PROBLEM TO SOLVE =
If a line includes "Script", copy it out of the entries.

PROVIDED MATERIAL =
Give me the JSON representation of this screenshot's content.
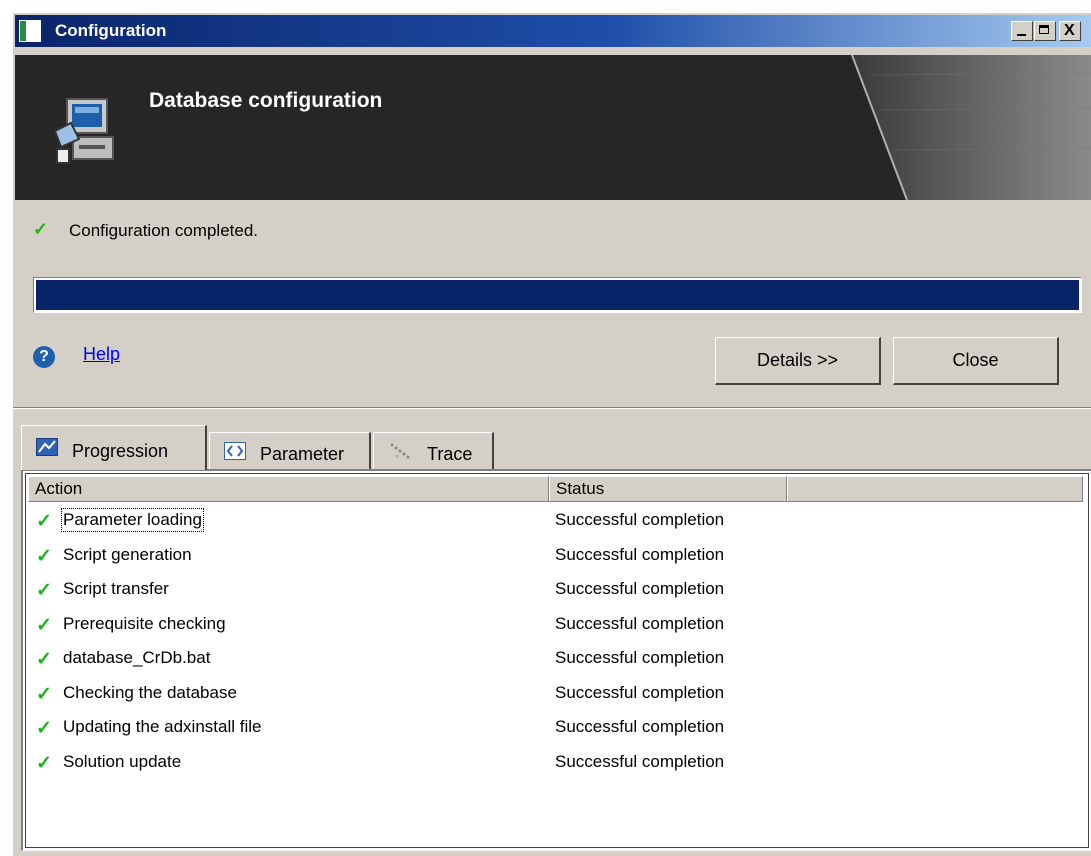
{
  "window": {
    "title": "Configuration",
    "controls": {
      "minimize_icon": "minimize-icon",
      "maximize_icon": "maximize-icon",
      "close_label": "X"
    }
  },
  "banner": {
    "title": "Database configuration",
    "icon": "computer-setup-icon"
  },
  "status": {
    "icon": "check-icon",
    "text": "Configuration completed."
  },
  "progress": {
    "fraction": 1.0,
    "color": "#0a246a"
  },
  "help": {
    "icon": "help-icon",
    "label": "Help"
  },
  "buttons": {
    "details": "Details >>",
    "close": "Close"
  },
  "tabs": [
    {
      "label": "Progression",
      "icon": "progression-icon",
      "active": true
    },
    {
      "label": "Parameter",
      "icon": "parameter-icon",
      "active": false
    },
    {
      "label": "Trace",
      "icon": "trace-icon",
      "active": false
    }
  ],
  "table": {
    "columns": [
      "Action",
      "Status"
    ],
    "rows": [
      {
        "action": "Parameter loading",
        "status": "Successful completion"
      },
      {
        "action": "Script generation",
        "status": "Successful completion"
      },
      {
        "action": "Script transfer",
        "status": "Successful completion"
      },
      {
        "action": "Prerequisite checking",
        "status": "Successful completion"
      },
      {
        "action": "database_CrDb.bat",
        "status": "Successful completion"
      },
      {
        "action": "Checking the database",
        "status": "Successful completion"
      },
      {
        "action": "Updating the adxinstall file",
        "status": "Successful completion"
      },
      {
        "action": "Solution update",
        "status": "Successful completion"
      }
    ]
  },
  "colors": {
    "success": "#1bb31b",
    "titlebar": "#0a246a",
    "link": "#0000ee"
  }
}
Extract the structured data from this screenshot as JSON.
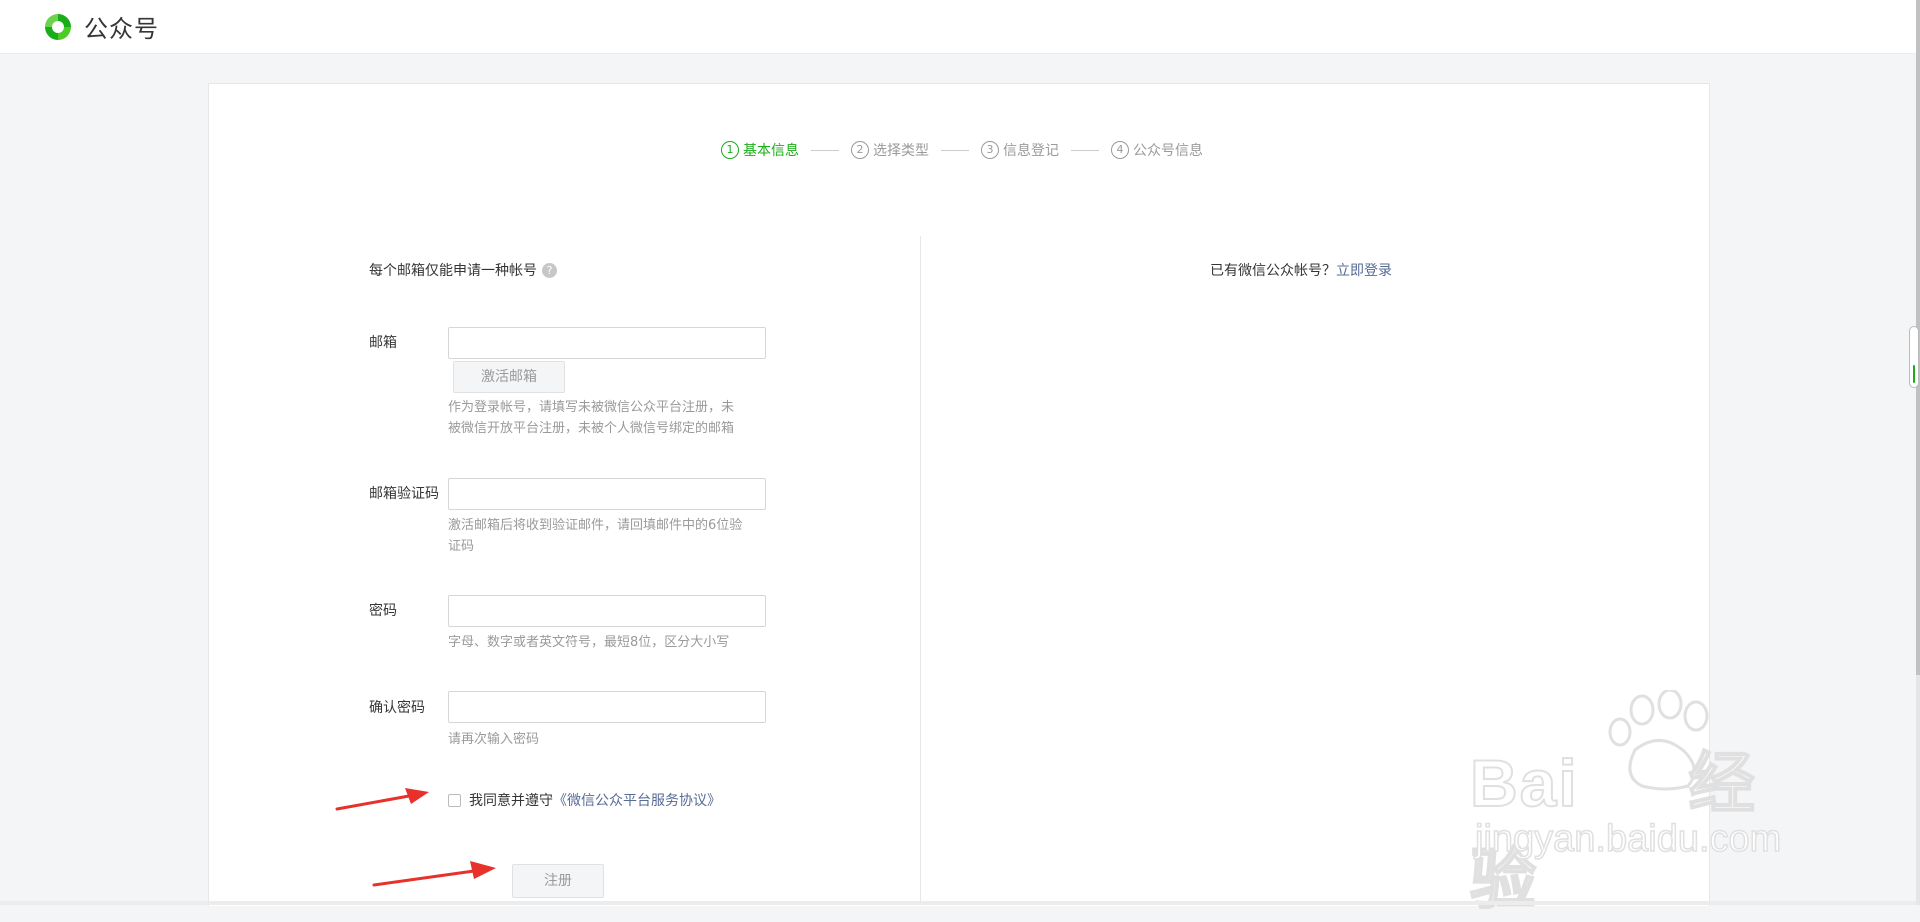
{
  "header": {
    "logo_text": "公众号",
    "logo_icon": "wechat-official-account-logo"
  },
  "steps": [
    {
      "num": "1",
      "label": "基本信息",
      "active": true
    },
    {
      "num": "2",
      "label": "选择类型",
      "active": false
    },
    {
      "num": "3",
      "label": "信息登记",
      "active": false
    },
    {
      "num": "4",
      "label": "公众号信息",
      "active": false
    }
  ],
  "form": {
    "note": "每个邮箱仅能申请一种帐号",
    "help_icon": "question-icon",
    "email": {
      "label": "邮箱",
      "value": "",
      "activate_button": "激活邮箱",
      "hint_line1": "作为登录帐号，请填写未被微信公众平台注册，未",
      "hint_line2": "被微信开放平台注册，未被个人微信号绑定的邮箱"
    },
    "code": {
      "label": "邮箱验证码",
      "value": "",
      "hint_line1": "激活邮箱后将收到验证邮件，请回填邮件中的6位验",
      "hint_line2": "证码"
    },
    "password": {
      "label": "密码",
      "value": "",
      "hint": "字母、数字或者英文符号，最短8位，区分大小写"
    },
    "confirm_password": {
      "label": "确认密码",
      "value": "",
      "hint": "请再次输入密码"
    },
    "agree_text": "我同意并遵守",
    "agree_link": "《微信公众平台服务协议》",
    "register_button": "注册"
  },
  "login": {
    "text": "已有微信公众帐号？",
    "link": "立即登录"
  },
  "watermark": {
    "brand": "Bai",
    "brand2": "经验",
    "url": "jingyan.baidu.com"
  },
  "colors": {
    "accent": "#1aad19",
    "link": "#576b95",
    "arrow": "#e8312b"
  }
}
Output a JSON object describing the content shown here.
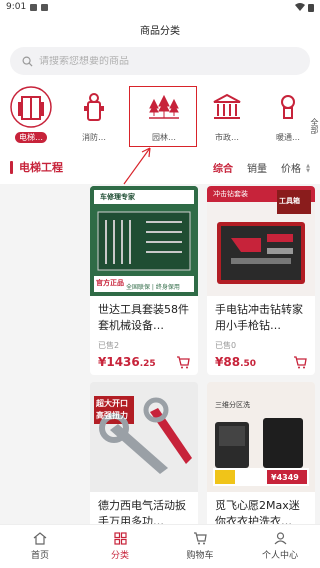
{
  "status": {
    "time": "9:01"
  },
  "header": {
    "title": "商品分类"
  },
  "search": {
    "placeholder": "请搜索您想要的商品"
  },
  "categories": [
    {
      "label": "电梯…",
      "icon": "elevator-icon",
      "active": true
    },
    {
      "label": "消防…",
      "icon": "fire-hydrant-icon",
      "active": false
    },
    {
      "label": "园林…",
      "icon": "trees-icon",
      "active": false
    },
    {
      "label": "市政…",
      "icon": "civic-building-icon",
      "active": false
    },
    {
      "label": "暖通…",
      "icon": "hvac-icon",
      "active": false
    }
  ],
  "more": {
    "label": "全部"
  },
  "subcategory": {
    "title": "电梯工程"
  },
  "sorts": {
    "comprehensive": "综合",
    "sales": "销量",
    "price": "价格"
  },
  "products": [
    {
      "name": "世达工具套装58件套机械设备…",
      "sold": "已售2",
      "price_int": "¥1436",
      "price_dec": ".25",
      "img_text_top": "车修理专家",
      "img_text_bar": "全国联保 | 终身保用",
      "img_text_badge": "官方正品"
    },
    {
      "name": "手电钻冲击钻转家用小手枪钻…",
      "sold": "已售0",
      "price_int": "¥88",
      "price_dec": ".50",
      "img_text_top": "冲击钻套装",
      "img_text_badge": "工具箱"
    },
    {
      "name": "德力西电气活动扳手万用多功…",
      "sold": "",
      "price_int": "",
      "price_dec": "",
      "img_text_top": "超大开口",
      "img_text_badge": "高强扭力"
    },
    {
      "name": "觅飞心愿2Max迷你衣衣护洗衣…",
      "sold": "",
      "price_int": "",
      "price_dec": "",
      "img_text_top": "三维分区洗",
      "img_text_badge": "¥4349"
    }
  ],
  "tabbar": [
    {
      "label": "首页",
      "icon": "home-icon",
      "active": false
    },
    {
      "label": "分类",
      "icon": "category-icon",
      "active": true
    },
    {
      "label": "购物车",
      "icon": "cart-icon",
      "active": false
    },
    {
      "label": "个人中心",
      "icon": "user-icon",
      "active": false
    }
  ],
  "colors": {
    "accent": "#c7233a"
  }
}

RESULT OF THIS TASK =
        "action": "Script generation",
        "action": "Script transfer",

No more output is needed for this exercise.